> of the
> crashed Daphnia culture in a container of water in the refrigerator
> about two weeks. Fill a two to ten gallon aquarium with hard
> alkaline water
> the same temperature as the temperature in the refrigerator. Aerate
> and add the ephippa (resting eggs). Allow the water to reach room
> temperature naturally and slowly. Once the Daphnia have hatched,
> is optional. Tank should be lit with a timed light at least twelve
> hours a
> day, or you can leave the light on 24 hours a day.
> 2. Another hatching method is to place the ephippia resting
> on the
> bottom in the mulm and a little fine peat moss in a ten gallon tank
> less than a half inch of water. Allow the water to slowly
> evaporate. After
> the tank has been dry for at least a week, completely fill the tank
> lightly aerate. Usually only a few eggs hatch at an attempt. This
> nature's insurance policy that the Daphnia are not wiped out by
> weather. Each time you repeat these processes, a few more eggs will
> 3. Or another method is consists of nothing more than doing
> assuming the crashed culture doesn't smell bad. Just leave a light
> on over
> the crashed indoor culture for 24 hours a day, keep it at around 72
> Fahrenheit (22 degrees Celsius) in the presence of good Daphnia
> parameters water. The water will green up and often Daphnia will
> appear as most of the embryos in the ephippia resting in the mulm on
> bottom will hatch within a 10 days to 2 weeks.
> The above methods will work for any and all Daphnia cultures be they
> magna, Daphnia pulex or Moina. If they don't appear or you are in a
> then seed the tank from another culture.
> -----Original Message-----
> From: CEFCHURCH at aol_com [SMTP:CEFCHURCH at aol_com]
> Sent: Friday, December 10, 1999 12:39 PM
> To: nfc at actwin_com
> Subject: NFC: outdoor daphnia magna - they appear to
> be back
> Last spring, I threw some daphnia magna in a 300 gallon
> pond and was amazed at how prolific and large they became.
> the heat
> of August, the culture disappeared. Water temperature at
> the bottom
> of the
> pond climbed to the low 90*'s F.
> Since then, I cleaned the pond out but kept a few 5-gallon
> of water

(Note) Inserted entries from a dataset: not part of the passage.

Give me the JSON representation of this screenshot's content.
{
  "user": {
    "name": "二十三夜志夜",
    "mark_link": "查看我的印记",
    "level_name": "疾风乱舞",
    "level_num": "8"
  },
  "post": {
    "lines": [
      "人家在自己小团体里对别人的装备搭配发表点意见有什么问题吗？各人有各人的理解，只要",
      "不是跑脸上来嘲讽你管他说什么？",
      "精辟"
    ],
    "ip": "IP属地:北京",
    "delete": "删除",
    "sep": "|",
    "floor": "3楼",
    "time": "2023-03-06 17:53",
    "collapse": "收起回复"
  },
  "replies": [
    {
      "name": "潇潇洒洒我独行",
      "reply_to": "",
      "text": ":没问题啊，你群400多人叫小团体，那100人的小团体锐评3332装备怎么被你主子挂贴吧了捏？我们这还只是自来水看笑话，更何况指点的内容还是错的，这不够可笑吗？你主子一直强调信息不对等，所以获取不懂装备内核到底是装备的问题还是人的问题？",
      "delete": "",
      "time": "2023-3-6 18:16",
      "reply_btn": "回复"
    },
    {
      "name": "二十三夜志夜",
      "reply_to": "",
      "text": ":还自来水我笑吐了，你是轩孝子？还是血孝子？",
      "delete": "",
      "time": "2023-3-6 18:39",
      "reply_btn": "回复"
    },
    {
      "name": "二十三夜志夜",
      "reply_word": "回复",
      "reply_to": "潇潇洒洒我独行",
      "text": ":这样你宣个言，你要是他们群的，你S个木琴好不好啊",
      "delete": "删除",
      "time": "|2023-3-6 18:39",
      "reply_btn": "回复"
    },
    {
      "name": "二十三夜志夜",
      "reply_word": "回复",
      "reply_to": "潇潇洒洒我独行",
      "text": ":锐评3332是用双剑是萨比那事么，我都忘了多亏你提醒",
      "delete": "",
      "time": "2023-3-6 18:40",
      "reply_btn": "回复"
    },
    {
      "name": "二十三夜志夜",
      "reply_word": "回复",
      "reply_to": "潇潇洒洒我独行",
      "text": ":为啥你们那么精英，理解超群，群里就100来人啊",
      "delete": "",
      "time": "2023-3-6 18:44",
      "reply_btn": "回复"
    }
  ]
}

> and pond mulm outside just in case they came back (and to
> mosquito and
> bloodworm larvae in). I was told that the culture
> would/might come
> back from
> (I assume) dormant eggs once things cooled off. There were
> none in
> there a
> week ago but today much to my surprise, four of the buckets
> seem to
> significant numbers of what appears to be very small daphnia
> swimming around.
> It has been a warm and dry Fall as things normally go here
> in the
> In the last couple weeks, the temperatures have dropped to
> the 20's
> and have
> gotten up to the 60's during the day. Last week, we had a
> inches of
> rain which of course may have stirred things up in the
> Comments about the cycle appreciated. Do the eggs need to
> through a
> freeze/thaw cycle before they start hatching again? Do you
> the couple
> inches of fresh rain had anything to do with it?
> My next step will be to net all the feeder goldfish out of
> 300 gallon
> pond (where the water changed to a wonderful green color)
> and put
> some in
> there. And also bring some indoors.
> Chuck Church
> Indianapolis, Indiana USA
> "Nobody likes Green Water except people who raise live fish
All Men are equal until the point of exertion